But Jesus often withdrew to lonely places and prayed. – Luke 5:16 NIV
I guess you could say that my family is spoiled, but we’ve grown accustomed to homemade bread.
Several times a week, I bake sourdough bread. We enjoy having bread we can actually taste. We
don’t have to keep yeast around, because healthy sourdough starter will cause dough to rise just as
well as yeast can and the end product is much tastier and easier for your body to digest. Having
healthy starter around also makes it possible to conveniently enjoy homemade sourdough pancakes,
waffles, rolls, and more instead of settling for facsimiles of those things brought home in a package
from a store.
In order for this to be possible the starter has to be fed regularly, and that requires a little
discipline. Every morning as part of my morning routine, I have to feed the starter. All it takes is a
little flour, a little water, and a little stir. Sometimes when I’m pressed for time I wonder if it is worth
it. But the benefits far outweigh the trouble.
In today’s scripture, Luke implies that Jesus had a consistent routine of prayer. For most of
us, prayer is something we do when we need help or instruction or intervention. Our habit of taking
prayer requests in our services demonstrates that we see prayer as a response to life.
It appears that Jesus’ understanding of prayer was just the opposite. Prayer was the starter.
For Jesus, prayer wasn’t a response to the events of his life; it was out of his habit of prayer that the
events of his life flowed. No matter what his day brought, he was ready.
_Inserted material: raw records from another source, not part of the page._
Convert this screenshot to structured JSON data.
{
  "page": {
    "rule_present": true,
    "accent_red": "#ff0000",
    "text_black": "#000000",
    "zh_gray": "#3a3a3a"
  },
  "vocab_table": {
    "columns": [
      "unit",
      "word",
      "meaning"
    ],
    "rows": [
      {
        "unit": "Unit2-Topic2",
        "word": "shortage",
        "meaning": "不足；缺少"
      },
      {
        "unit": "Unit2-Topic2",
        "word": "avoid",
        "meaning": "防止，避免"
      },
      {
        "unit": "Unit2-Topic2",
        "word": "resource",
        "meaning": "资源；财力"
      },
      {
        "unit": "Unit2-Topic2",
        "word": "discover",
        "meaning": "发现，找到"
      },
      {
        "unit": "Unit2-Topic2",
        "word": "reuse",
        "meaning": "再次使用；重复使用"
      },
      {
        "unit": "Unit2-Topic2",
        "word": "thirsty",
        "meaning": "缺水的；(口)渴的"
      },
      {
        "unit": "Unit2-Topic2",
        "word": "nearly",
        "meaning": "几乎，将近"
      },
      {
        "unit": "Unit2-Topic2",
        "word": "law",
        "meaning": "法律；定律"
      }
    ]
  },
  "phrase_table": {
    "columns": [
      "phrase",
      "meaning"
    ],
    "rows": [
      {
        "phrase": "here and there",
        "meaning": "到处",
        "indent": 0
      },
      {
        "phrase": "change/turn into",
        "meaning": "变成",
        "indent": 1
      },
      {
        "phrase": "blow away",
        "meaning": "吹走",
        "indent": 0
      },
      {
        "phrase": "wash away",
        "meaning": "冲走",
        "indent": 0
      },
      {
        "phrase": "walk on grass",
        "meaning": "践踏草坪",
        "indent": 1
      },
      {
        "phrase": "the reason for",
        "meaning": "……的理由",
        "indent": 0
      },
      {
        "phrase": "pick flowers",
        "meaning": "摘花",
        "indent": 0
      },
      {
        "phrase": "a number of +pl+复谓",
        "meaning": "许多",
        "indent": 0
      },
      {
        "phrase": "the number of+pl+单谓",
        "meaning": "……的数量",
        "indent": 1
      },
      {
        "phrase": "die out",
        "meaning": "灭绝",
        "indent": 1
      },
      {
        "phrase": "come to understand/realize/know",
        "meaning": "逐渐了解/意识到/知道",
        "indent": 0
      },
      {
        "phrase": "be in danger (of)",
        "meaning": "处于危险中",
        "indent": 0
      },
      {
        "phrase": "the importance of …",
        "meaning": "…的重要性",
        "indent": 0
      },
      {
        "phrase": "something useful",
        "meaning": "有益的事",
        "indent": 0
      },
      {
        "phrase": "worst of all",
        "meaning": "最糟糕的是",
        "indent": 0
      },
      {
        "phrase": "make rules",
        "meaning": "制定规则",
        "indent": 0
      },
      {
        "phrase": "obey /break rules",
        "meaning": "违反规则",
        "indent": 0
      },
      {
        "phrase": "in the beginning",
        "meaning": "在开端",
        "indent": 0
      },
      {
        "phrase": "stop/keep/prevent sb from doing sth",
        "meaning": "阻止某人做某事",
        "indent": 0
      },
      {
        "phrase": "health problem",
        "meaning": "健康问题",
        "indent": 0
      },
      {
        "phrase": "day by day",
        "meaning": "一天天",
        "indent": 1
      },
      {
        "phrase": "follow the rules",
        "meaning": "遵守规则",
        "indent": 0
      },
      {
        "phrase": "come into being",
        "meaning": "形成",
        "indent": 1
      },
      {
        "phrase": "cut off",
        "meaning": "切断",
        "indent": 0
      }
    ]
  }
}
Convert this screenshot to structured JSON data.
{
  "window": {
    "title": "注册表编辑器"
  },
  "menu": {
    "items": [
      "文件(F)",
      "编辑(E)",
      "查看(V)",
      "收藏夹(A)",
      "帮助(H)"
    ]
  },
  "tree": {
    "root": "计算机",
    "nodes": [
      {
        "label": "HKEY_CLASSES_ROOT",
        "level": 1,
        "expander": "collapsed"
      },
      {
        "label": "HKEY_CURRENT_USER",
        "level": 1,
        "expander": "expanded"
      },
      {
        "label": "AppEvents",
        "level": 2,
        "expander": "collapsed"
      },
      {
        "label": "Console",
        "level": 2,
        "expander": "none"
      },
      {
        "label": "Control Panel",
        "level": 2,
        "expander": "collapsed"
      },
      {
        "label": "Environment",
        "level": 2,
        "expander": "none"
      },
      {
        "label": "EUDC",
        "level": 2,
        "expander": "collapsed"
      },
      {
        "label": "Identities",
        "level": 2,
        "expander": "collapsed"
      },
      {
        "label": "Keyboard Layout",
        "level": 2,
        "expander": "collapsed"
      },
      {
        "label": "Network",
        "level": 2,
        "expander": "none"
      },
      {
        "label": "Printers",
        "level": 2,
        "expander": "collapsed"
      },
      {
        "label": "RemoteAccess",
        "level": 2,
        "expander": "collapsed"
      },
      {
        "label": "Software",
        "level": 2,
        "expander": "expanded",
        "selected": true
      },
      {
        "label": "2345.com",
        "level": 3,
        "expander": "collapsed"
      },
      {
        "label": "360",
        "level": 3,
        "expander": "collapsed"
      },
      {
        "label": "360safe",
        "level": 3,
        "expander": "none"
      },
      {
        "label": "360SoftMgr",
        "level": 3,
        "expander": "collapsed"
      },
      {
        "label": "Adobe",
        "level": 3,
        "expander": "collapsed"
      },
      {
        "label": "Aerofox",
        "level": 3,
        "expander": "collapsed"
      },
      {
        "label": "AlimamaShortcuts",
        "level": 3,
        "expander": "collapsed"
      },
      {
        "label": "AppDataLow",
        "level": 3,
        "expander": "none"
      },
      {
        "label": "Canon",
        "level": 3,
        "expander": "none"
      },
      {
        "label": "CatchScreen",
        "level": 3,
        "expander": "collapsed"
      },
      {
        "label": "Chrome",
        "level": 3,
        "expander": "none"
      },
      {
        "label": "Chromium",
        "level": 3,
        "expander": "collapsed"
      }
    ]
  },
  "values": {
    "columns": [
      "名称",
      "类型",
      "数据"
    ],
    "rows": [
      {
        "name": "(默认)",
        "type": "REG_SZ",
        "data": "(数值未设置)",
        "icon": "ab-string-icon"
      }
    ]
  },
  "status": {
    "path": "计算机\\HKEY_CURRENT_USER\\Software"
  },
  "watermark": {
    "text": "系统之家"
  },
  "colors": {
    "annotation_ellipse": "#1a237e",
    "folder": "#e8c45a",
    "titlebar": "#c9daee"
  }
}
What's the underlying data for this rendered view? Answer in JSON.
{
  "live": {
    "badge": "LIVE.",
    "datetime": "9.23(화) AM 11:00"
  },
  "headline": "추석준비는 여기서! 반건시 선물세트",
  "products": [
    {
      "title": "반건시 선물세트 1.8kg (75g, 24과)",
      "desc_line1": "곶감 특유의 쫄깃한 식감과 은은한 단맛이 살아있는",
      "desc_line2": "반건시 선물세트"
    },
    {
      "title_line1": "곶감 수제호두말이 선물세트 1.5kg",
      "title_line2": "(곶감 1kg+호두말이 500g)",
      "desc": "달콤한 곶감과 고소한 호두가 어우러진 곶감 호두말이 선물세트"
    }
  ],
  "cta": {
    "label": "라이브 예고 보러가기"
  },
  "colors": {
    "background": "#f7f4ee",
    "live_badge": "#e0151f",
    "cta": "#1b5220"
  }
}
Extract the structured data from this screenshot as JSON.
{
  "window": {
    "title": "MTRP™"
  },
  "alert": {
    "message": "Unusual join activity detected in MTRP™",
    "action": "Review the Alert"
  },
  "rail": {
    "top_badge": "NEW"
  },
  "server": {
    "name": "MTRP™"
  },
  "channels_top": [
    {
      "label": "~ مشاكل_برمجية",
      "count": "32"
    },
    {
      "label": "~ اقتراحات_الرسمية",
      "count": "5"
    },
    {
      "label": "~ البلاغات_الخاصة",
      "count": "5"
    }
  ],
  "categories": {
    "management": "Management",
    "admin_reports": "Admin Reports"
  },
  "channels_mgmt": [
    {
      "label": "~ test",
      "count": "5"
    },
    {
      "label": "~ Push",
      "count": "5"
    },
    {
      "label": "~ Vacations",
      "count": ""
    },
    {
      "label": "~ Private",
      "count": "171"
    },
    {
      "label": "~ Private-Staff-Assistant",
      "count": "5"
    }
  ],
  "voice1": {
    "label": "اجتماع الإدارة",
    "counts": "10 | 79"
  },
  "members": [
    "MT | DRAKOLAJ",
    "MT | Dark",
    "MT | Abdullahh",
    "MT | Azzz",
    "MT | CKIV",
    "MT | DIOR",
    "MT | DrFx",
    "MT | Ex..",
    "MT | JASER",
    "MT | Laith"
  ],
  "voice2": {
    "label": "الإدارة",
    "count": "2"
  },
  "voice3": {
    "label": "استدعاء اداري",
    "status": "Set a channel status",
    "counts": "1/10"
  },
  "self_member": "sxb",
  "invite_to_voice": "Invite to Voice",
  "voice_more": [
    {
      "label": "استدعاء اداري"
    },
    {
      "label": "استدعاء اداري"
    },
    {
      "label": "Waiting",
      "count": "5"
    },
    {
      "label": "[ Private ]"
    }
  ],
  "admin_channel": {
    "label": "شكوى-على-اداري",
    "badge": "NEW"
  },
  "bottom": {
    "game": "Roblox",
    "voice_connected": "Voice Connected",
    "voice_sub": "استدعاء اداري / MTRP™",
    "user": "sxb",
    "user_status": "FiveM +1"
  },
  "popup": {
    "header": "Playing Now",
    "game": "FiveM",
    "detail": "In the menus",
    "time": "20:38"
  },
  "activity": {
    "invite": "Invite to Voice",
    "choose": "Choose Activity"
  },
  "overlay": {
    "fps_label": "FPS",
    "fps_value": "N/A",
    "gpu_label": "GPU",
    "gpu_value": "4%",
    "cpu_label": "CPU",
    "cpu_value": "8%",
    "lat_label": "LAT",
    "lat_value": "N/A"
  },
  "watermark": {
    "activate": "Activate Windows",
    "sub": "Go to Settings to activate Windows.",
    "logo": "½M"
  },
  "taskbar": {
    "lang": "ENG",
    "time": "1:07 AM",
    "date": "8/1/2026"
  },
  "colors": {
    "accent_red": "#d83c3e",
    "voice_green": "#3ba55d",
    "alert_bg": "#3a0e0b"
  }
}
He didn’t have to scramble
around mumbling snippets of prayer under his breath to figure out what God wanted him to do. His
prayer foundation was laid; he just had to listen for the voice he recognized and to look for the work
of the hands that were so familiar.
I think most of our lives would be very different if we adopted Jesus’ perspective on prayer.
If prayer were the initiating activity of our lives, we would spend more time paying attention to what
God was doing, and far less time worrying about the unexpected.
It may take a little work to establish a healthy, well-fed prayer starter, but the benefits far
outweigh the trouble.
Father, help us to learn to make prayer the starter for our lives, and not just a response to it.
– Pastor Bruce Steffensen, Interim Pastor, Holiday Park Church of God, Portland, Oregon